Correct, the numbers right now are, "follow the bouncing ball" and will continue to change in either direction for the next eight to ten months. By Q4 2012 we will begin full recovery mode. This for now will be the normal trend, but indicators show we have hit a soft market bottom that will build a bumpy base for the next 18-24 months. Payam
Feb. 9, 2010 04:37 PM
by Catherine Reagor
The Arizona Republic .
January's significant drop in pre-foreclosures is the indicator many metropolitan Phoenix housing-market watchers have been anxiously looking for during the past several months.
For the first time since November 2008, the monthly tally of Valley homeowners to fall behind on their mortgages and face foreclosure is below 7,000. Actual foreclosures dropped as well, although their decline wasn't as dramatic.
Last month, there were 6,762 pre-foreclosures, or notice-of-trustee-sale filings, against Phoenix-area homeowners, according to the real-estate data firm Information Market.
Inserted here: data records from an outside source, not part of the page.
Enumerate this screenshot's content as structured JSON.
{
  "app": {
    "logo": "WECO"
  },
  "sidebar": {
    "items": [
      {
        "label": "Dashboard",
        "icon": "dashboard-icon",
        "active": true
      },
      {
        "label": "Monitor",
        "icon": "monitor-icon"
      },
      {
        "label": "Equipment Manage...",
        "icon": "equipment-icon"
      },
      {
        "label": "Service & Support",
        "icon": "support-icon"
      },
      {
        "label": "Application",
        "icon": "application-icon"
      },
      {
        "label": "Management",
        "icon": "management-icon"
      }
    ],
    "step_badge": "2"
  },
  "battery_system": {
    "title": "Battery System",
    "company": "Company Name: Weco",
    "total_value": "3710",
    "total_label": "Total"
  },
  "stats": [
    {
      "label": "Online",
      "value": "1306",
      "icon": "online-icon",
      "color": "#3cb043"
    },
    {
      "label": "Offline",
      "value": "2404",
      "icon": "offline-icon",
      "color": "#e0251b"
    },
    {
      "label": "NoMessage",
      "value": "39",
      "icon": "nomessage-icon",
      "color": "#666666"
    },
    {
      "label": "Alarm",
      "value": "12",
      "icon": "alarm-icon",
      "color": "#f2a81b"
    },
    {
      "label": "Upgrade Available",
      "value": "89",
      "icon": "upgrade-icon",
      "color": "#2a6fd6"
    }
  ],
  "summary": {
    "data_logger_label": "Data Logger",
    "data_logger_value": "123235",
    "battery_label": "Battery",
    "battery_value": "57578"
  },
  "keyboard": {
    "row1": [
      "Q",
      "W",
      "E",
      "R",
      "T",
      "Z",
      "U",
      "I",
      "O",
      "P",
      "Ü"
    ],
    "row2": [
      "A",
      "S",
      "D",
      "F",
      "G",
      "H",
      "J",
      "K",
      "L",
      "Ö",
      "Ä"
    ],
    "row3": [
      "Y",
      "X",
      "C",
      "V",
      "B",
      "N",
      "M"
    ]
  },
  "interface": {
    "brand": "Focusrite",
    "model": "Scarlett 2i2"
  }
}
That is a 14 percent drop from the 7,879 pre-foreclosures filed by lenders in December. Pre-foreclosures hit a record 10,689 in March.
Metro Phoenix foreclosures, or trustee sales, dipped to 4,452 during January. That's down from the 5,244 homeowners who lost houses to foreclosure in December.
Monthly foreclosures have been hovering between 3,800 and 5,300 during most of the past 18 months, except in April, when they fell to 3,100. That drop was due mostly to a short-term federal moratorium on foreclosures.
Last month's drop in foreclosures could signal more successful loan modifications. The drop in pre-foreclosures could signal that more homeowners were able to make their payments or that lenders are being more proactive and working with struggling homeowners before they fall behind on their payments. February's foreclosure activity could cement or reverse either trend.
A bill has been introduced to prohibit excessive fees on mortgages and the issuance of certain types of high-cost home loans in Arizona.
Senate Bill 1288, introduced by Sen. John Nelson, R-Glendale, calls for limiting negative-amortization mortgages as well as balloon payments and pre-payment penalties on most other mortgages. The Arizona attorney general backs the legislation, which is aimed at preventing another foreclosure crisis in the state.